Note 1393405.1 How To Delete Calibrate I/O In The Instance
Note 884082.1 Resource Manager Enhancements in Oracle Database 11g
Note 451889.1 Logical Standby and Resource Manager
Note 1339769.1 Master Note for Oracle Database Resource Manager for EXADATA
Note 1358709.1 Configuring Resource Manager for Mixed Workloads in a Database
Note 1362445.1 Configuring and Monitoring Instance Caging
Oracle Database Resource Manager Examples
Oracle Resource Manager can be used to allocate resources to pluggable databases (PDBs) in a multitenant container database (CDB).
In a non-CDB, you can use Resource Manager to manage multiple workloads that are contending for system and database resources. However, in a CDB, you can have multiple workloads within multiple PDBs competing for system and CDB resources.
Please refer the Oracle Documentation Below:
Using Oracle Resource Manager for PDBs with SQL*Plus
Using Oracle Resource Manager for PDBs with Cloud Control
The Oracle Database Resource Manager solves many resource allocation problems that an operating system does not manage well like Excessive overhead, Inefficient scheduling, Inappropriate allocation of resources, Inability to manage database-specific resources.
The Resource Manager helps overcome these problems by giving the database more control over allocation of hardware resources and enabling you to prioritize work within the database. You can classify sessions into groups based on session attributes, and then allocate resources to these groups to optimize hardware utilization. Refer the Note 1102753.1 mentioned below, if you want to enable Oracle Resource Manager and an Operating System Resource Manager together on one system
Database Resource Manager can map services to consumer groups.
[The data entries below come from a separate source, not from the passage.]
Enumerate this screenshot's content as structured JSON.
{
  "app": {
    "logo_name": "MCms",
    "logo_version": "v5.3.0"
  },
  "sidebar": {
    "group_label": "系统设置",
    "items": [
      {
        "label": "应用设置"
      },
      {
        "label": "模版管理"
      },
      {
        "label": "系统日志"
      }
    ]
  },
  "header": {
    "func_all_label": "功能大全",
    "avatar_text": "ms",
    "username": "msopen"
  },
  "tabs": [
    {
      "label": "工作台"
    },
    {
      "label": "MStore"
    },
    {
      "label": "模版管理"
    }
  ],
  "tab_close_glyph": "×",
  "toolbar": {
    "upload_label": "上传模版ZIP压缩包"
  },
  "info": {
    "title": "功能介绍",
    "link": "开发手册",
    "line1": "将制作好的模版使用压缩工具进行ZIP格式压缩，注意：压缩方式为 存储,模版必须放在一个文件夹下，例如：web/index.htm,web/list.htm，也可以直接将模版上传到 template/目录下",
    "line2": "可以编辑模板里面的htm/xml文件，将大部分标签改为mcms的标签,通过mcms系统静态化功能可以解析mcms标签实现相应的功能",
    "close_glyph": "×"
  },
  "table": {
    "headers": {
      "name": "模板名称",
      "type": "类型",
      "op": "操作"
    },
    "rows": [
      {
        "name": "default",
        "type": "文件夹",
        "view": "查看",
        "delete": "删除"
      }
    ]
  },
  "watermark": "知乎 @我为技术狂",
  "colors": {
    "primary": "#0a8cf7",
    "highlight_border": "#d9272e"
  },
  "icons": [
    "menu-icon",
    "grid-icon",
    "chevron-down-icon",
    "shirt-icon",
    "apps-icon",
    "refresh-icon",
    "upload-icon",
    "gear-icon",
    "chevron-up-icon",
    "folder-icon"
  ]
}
Therefore, you can automatically manage the priority of one service relative to others. You can use consumer groups to define relative priority in terms of either ratios or resource consumption. Services are integrated with the Resource Manager, which enables you to restrict the resources that are used by the users who connect to an instance by using a service. The Resource Manager enables you to map a consumer group to a service so that users who connect to an instance using that service are members of the specified consumer group.
The following Troubleshooting Guide (TSG) can assist you for investigating the knownissues and will help you to fix those.
The following Notes will list out the recommended patches for Oracle Database Resource Manager, so that you can use RM without issues.
Note 1340180.1 Recommended Patches for Parallel Statement Queuing
Note 1340181.1 Recommended Patches for Exadata I/O Resource Manager